◆ WORK ITEM ◆
Set down nothing except the lines starting at the one with "Read all visible text" and ending at the final line of the material, each word for word.
== Segment start ==
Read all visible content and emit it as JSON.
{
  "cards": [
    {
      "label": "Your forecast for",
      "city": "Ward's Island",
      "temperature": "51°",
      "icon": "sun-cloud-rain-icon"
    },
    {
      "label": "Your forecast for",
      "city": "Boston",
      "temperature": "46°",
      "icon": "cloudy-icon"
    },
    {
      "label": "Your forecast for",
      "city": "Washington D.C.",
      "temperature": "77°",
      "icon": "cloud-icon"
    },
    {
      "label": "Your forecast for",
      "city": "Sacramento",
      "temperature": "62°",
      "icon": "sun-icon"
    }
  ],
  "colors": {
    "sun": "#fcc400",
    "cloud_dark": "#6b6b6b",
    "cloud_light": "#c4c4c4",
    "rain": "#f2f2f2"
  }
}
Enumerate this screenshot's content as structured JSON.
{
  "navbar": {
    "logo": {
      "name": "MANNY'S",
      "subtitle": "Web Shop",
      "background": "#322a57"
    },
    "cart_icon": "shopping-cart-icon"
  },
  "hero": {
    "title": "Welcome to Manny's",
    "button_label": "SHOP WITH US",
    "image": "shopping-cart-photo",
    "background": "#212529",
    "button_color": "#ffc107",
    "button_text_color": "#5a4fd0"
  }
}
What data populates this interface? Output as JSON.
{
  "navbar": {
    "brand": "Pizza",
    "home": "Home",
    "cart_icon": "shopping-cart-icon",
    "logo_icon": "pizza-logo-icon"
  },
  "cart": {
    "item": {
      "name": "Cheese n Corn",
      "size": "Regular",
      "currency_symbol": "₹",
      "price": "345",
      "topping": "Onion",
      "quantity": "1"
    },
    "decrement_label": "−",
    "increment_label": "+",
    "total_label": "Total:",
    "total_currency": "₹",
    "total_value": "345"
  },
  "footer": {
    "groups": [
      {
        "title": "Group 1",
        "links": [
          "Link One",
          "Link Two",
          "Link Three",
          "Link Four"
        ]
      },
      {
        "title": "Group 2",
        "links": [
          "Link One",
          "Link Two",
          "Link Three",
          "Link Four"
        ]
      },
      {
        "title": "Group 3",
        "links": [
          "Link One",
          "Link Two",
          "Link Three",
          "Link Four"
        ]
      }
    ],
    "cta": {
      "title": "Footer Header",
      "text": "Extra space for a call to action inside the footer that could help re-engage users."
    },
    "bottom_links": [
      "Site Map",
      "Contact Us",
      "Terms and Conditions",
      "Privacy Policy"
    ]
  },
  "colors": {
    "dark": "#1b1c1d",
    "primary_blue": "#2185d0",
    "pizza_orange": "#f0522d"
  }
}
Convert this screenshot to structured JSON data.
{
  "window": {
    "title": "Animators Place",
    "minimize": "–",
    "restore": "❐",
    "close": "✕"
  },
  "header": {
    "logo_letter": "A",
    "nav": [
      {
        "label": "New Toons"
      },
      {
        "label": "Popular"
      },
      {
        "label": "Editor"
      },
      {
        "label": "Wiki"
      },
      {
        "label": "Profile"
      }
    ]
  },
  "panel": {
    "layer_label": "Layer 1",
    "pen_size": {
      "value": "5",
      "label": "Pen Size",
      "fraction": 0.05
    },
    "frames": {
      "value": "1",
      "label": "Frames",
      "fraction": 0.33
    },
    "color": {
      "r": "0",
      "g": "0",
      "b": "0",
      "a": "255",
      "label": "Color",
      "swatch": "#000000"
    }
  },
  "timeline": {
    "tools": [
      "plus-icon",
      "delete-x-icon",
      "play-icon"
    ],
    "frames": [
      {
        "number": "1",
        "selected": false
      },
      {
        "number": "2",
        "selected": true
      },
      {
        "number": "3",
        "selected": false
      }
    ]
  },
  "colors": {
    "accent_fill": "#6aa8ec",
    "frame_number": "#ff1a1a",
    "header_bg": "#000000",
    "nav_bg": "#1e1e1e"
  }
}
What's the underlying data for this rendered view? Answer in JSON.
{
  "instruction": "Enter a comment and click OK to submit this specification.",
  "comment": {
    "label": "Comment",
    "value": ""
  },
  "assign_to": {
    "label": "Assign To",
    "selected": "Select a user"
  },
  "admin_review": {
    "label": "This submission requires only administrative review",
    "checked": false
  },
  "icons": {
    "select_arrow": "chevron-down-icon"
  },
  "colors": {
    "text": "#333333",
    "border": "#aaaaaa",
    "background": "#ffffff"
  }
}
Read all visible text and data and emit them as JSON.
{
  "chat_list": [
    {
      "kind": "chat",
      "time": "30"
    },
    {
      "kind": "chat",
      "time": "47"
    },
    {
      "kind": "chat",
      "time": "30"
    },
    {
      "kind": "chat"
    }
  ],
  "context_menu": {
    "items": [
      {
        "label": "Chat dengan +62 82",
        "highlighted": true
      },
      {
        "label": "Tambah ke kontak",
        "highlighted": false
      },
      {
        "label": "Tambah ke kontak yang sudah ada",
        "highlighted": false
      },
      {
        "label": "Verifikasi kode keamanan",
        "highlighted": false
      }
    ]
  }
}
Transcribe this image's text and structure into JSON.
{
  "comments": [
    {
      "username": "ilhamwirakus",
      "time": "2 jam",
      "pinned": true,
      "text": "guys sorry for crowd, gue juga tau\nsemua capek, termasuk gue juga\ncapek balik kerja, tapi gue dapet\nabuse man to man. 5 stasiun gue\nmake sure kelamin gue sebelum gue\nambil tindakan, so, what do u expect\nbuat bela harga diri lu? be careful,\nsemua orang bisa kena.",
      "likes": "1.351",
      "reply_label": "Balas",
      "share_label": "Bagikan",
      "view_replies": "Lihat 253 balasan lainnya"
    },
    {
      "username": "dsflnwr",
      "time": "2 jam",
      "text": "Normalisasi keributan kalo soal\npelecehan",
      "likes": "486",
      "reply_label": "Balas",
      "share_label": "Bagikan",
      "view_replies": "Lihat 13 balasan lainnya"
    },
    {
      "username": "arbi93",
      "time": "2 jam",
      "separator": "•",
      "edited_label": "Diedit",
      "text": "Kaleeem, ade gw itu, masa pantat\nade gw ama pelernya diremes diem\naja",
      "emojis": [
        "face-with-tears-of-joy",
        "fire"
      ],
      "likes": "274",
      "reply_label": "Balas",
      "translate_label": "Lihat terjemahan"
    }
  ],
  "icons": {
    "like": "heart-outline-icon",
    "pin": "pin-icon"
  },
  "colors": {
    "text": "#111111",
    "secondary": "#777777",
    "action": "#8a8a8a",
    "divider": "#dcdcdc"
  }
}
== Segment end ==
◆ EXERCISE OUTPUT ◆
Read all visible text and data and emit them as JSON.
{
  "chat_list": [
    {
      "kind": "chat",
      "time": "30"
    },
    {
      "kind": "chat",
      "time": "47"
    },
    {
      "kind": "chat",
      "time": "30"
    },
    {
      "kind": "chat"
    }
  ],
  "context_menu": {
    "items": [
      {
        "label": "Chat dengan +62 82",
        "highlighted": true
      },
      {
        "label": "Tambah ke kontak",
        "highlighted": false
      },
      {
        "label": "Tambah ke kontak yang sudah ada",
        "highlighted": false
      },
      {
        "label": "Verifikasi kode keamanan",
        "highlighted": false
      }
    ]
  }
}
Transcribe this image's text and structure into JSON.
{
  "comments": [
    {
      "username": "ilhamwirakus",
      "time": "2 jam",
      "pinned": true,
      "text": "guys sorry for crowd, gue juga tau\nsemua capek, termasuk gue juga\ncapek balik kerja, tapi gue dapet\nabuse man to man. 5 stasiun gue\nmake sure kelamin gue sebelum gue\nambil tindakan, so, what do u expect\nbuat bela harga diri lu? be careful,\nsemua orang bisa kena.",
      "likes": "1.351",
      "reply_label": "Balas",
      "share_label": "Bagikan",
      "view_replies": "Lihat 253 balasan lainnya"
    },
    {
      "username": "dsflnwr",
      "time": "2 jam",
      "text": "Normalisasi keributan kalo soal\npelecehan",
      "likes": "486",
      "reply_label": "Balas",
      "share_label": "Bagikan",
      "view_replies": "Lihat 13 balasan lainnya"
    },
    {
      "username": "arbi93",
      "time": "2 jam",
      "separator": "•",
      "edited_label": "Diedit",
      "text": "Kaleeem, ade gw itu, masa pantat\nade gw ama pelernya diremes diem\naja",
      "emojis": [
        "face-with-tears-of-joy",
        "fire"
      ],
      "likes": "274",
      "reply_label": "Balas",
      "translate_label": "Lihat terjemahan"
    }
  ],
  "icons": {
    "like": "heart-outline-icon",
    "pin": "pin-icon"
  },
  "colors": {
    "text": "#111111",
    "secondary": "#777777",
    "action": "#8a8a8a",
    "divider": "#dcdcdc"
  }
}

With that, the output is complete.